#### PROBLEM DESCRIPTION
Write out all of the entries below word for word.

(Beginning of THE DATA)

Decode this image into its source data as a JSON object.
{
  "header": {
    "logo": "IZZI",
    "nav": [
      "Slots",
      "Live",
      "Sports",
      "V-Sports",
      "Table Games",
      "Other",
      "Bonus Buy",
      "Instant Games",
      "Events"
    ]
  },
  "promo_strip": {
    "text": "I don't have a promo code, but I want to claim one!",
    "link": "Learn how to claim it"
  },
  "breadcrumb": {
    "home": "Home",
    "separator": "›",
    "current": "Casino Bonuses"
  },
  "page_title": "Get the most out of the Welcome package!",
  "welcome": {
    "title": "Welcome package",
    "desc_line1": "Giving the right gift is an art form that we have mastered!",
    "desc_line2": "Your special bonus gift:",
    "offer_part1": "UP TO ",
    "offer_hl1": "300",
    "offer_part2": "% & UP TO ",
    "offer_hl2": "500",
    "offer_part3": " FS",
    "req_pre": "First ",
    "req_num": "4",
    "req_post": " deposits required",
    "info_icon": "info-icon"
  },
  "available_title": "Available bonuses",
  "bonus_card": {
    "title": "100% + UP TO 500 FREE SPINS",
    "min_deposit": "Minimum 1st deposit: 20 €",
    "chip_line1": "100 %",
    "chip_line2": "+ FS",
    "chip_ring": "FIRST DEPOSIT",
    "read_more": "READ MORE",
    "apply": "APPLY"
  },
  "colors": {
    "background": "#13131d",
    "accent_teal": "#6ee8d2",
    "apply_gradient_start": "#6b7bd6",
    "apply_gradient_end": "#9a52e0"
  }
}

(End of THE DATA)

#### ANSWER TO THIS EXERCISE
Decode this image into its source data as a JSON object.
{
  "header": {
    "logo": "IZZI",
    "nav": [
      "Slots",
      "Live",
      "Sports",
      "V-Sports",
      "Table Games",
      "Other",
      "Bonus Buy",
      "Instant Games",
      "Events"
    ]
  },
  "promo_strip": {
    "text": "I don't have a promo code, but I want to claim one!",
    "link": "Learn how to claim it"
  },
  "breadcrumb": {
    "home": "Home",
    "separator": "›",
    "current": "Casino Bonuses"
  },
  "page_title": "Get the most out of the Welcome package!",
  "welcome": {
    "title": "Welcome package",
    "desc_line1": "Giving the right gift is an art form that we have mastered!",
    "desc_line2": "Your special bonus gift:",
    "offer_part1": "UP TO ",
    "offer_hl1": "300",
    "offer_part2": "% & UP TO ",
    "offer_hl2": "500",
    "offer_part3": " FS",
    "req_pre": "First ",
    "req_num": "4",
    "req_post": " deposits required",
    "info_icon": "info-icon"
  },
  "available_title": "Available bonuses",
  "bonus_card": {
    "title": "100% + UP TO 500 FREE SPINS",
    "min_deposit": "Minimum 1st deposit: 20 €",
    "chip_line1": "100 %",
    "chip_line2": "+ FS",
    "chip_ring": "FIRST DEPOSIT",
    "read_more": "READ MORE",
    "apply": "APPLY"
  },
  "colors": {
    "background": "#13131d",
    "accent_teal": "#6ee8d2",
    "apply_gradient_start": "#6b7bd6",
    "apply_gradient_end": "#9a52e0"
  }
}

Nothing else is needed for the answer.